grandmothersToday is All Souls day. This is a day to remember our ancestors who have died, and to honour them.

Today it was my grandmother whom I remembered. All Souls Day is special, but I remember my granny every day.

No one would ever accuse her of being delicate or fragile. She was strong, fiercely protective, and one of the most fun, free-spirited people I have ever known. Living life fully is the legacy she left her family.

There was always room for one more at her table, and enough food in the pot for one more. She was generous and giving, and thrived on adventure and curiosity. She gave us tradition, taught us the true meaning of love, and backed down from no one and nothing. She was simply amazing.

As a single woman, I could not have asked for a better role model or mentor. She has been gone almost 15 years, and she remains the strongest influence in my life. She was the mother I never had.

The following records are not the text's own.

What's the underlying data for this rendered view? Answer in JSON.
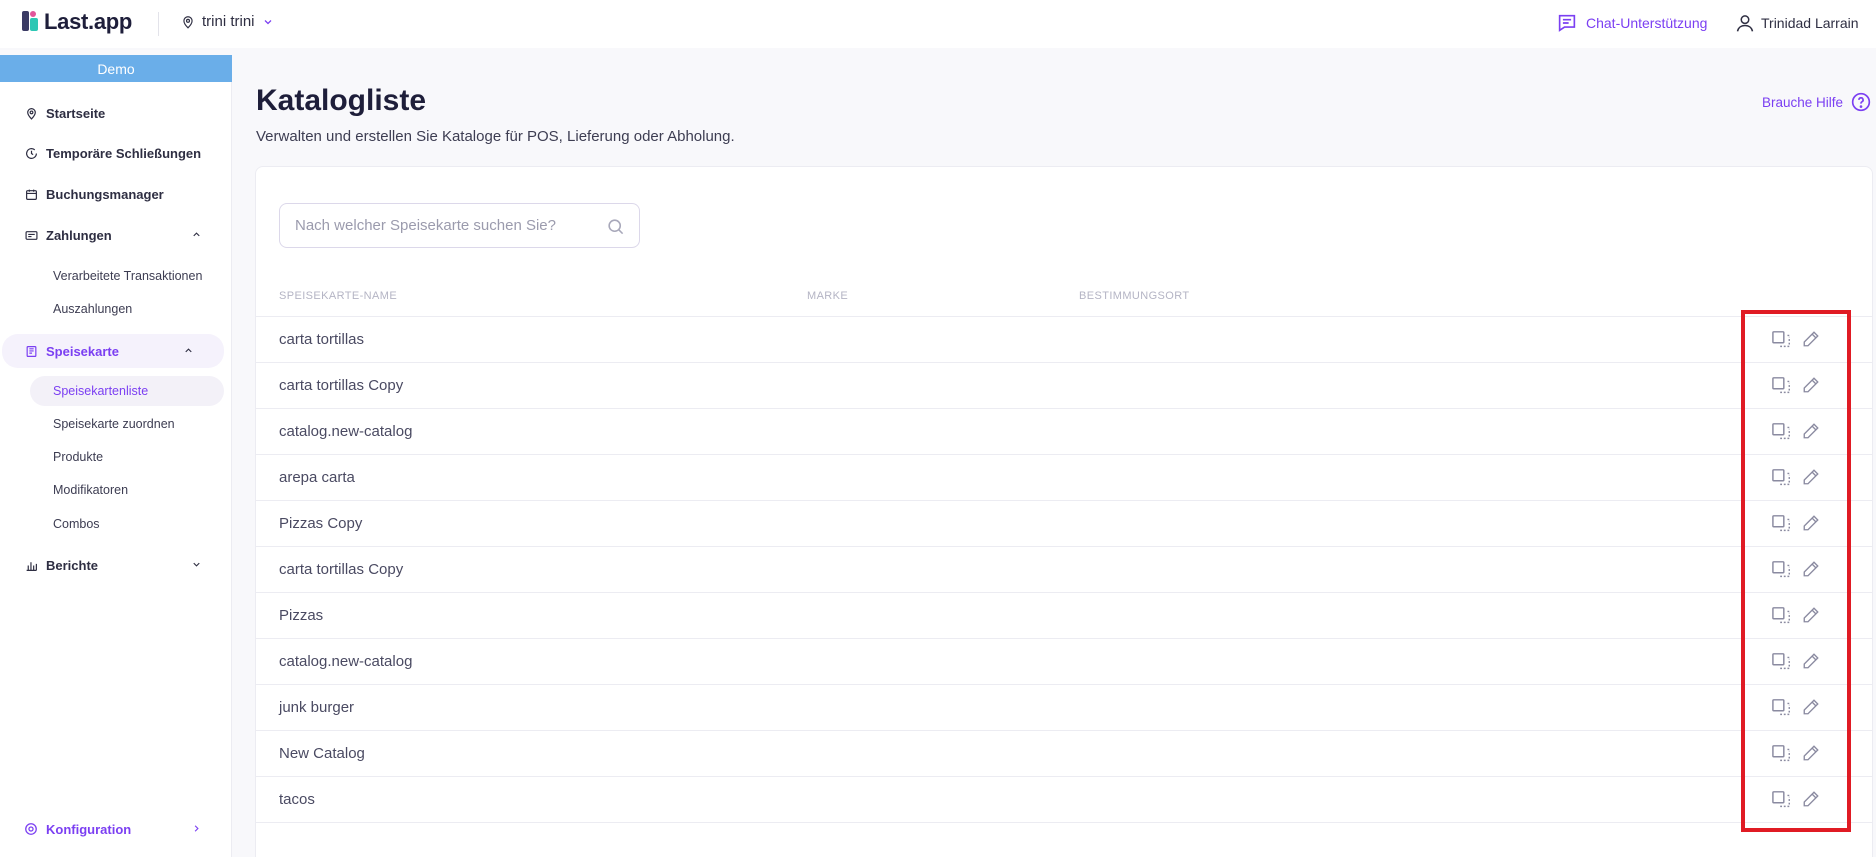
{
  "app": {
    "logo_text": "Last.app"
  },
  "header": {
    "location": "trini trini",
    "chat_label": "Chat-Unterstützung",
    "user_name": "Trinidad Larrain"
  },
  "sidebar": {
    "demo_label": "Demo",
    "items": [
      {
        "label": "Startseite",
        "icon": "map-pin-icon"
      },
      {
        "label": "Temporäre Schließungen",
        "icon": "clock-icon"
      },
      {
        "label": "Buchungsmanager",
        "icon": "calendar-icon"
      },
      {
        "label": "Zahlungen",
        "icon": "payment-icon",
        "expanded": true
      },
      {
        "label": "Speisekarte",
        "icon": "menu-book-icon",
        "expanded": true,
        "active": true
      },
      {
        "label": "Berichte",
        "icon": "bar-chart-icon",
        "expanded": false
      }
    ],
    "zahlungen_sub": [
      "Verarbeitete Transaktionen",
      "Auszahlungen"
    ],
    "speisekarte_sub": [
      "Speisekartenliste",
      "Speisekarte zuordnen",
      "Produkte",
      "Modifikatoren",
      "Combos"
    ],
    "config_label": "Konfiguration"
  },
  "main": {
    "title": "Katalogliste",
    "subtitle": "Verwalten und erstellen Sie Kataloge für POS, Lieferung oder Abholung.",
    "help_label": "Brauche Hilfe",
    "search_placeholder": "Nach welcher Speisekarte suchen Sie?",
    "columns": [
      "SPEISEKARTE-NAME",
      "MARKE",
      "BESTIMMUNGSORT"
    ],
    "rows": [
      "carta tortillas",
      "carta tortillas Copy",
      "catalog.new-catalog",
      "arepa carta",
      "Pizzas Copy",
      "carta tortillas Copy",
      "Pizzas",
      "catalog.new-catalog",
      "junk burger",
      "New Catalog",
      "tacos"
    ]
  },
  "colors": {
    "accent": "#7b3ff2",
    "demo_bar": "#6aaee9",
    "highlight": "#e01b24"
  }
}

Today a friend of mine had to make funeral arrangements for her own mother.

My mother died this year too.  These two women never met, but seem to have one thing in common; they had terrible relationships with their daughters.

The only thing I mourned when my mother died was the long-forgotten hope that perhaps one day I would have a loving, caring mother, instead of the one who knowingly allowed the sexual, emotional and physical abuse of her child.

On the day of her funeral, I woke up, wondered at what an absolute waste her  life was, and toasted her  with a mimosa. I prayed  that her soul might finally be set free from the misery of her own creation.

Had my classmate not let us know her own mother had died, I would not have been thinking of the woman who gave birth to me either.

All Souls Day offers us a chance to remember the difficult relationships in order to appreciate the good ones.  It offers us a reminder that one day, we will also be gone, leaving nothing but a memory with those whom we love the most.

Raise a toast to those who have challenged you and even tried to devastate you.  Get down on your knees and give thanks for those who raised you up, lived a life of purpose rooted in love, and gave you that little kick in the ass we all need to keep being kind and fabulous.